The company wrote those ethical principles after employees strongly opposed its contract renewal for a separate Pentagon program called Project Maven, which aims to develop algorithms that can flag drone images for human review.
"We are not bidding on the JEDI contract because first, we couldn't be assured that it would align with our AI principles and second, we determined that there were portions of the contract that were out of scope with our current government certifications", a Google representative said in the statement, adding that the company works with the USA government in many areas. It also comes just months after Google employees protested en masse over the company's work with the United States military.
"At most of the major defense contractors' front offices you'll see American flags. you don't really see that at Google", William Schneider Jr., a former Reagan administration acquisitions official who's a senior fellow at the conservative Hudson Institute, said in a briefing that he said was funded by Microsoft and Oracle.
IBM also claims that the unusual procedures for taking bids on the JEDI contract are discriminatory, since they seem created to prefer one particular vendor over another.
Google came under fire when details about the company working with the Pentagon first went public back in June.
Google had been angling for the deal, hoping that the $10 billion annual contract could provide a giant boost to its nascent cloud business and catch up with Amazon and fellow JEDI competitor Microsoft.
According to a new report from The Washington Post, which cites a company executive, IBM has filed a protest against the Pentagon's plan to pick one vendor only on grounds that it restricts competition. The company says that this particular project is not in line with its AI policies, but it will continue to work with the USA government in other ways.
The JEDI contract has been a source of controversy in the past, but that was mostly due to the DOD's decision to award it to a single cloud service provider.
The front-runner for the contract is widely believed to be Amazon, which already has a $US600 million contract with the Central Intelligence Agency.

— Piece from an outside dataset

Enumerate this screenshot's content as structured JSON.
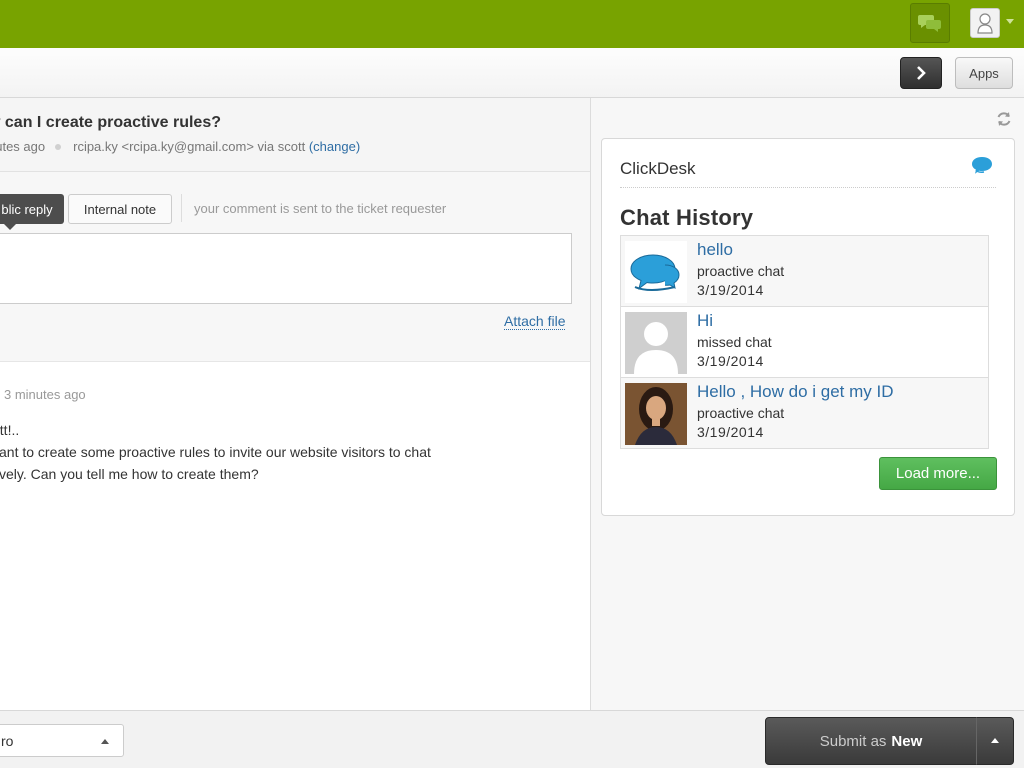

"And second, we determined that there were portions of the contract that were out of scope with our current government certifications", the spokesman added.